One of the most noticeable ones is the loading screens and sometimes long load times. Be prepared to have loading screens almost everywhere. From starting up the game, going into a cutscene, changing the location cutscene, to the most obnoxious of all, exiting the house, loading screens fill the game.

The loading screen is especially a problem when exiting the house, it takes quite a bit of time and in an in-game day, you can find yourself going in and out of it quite often. This takes a lot of the immersion out of the game and is disruptive to overall gameplay.

Out in the Wild, frame-rates drop, controls can be less than smooth. Sometimes, jumping on ledges could get you in weird stuck position

Adding on to the quality of life issues, the AI crew of the game’s ability to push you in its path is something that can be worked on. Many times during the busy lunch and dinner hours, I find myself being stuck in a movement stalemate with the other characters, burning up precious in-game time.

All this made a game that could stand out for its story experience into a game that can be regarded as unpolished.

Graphics and Audio

That is not all about where the game does badly. I was initially not fond of the game’s overworld graphics. The game seems to have two graphical styles, a more colour pencil style for in the cafe, and a more 3D art style for outdoors. This switch in the graphical style likely explains the load screens when exiting the cafe.

While the indoor graphics were great for me. looking all artistic and brilliant, the outdoor graphics was quite a letdown, especially when comparing with Wada’s past works.

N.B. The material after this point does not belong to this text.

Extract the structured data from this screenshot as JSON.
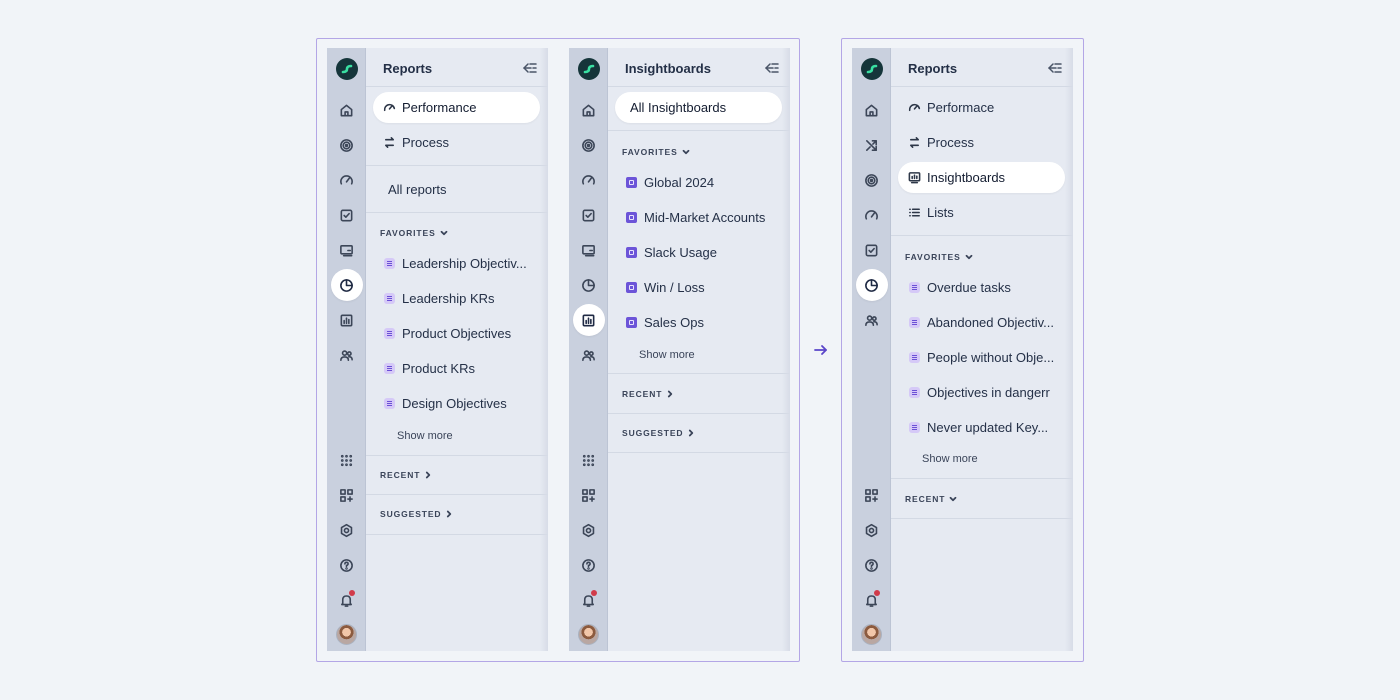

The environment looks like it could use a bit more polygons, and colours can be more exciting. The worst thing is that even with low polygon shaded graphics, the graphics can still drop frames. 

Audio wise, the songs fit the scenes but were nothing to actually call home about. They lack an iconic soundtrack, something that you can remember decades to come, but it still fits and does not detract you out of your game.


When Wada first talked about Little Dragons Cafe being a game that is more personal than ever, with characters that one can relate to, it is without a doubt that he and his team achieved their aim. However, the game is plagued with polishing issues, making the game seem like an unpolished game that was pushed out as fast as possible. There is only so much its positives can cover up for its long and multiple load screens, frame drops, and quality of life issues.


  • Great storyline
  • Competent gameplay features
  • The game grows on you


  • Loading screens are long and numerous
  • Quality of life issues
  • Generally unpolished game

Verdict: There is something great about it but not the best, still the taste can be acquired.

Soup Temperature:


A review code was provided by Aksys Games for the purpose of this review.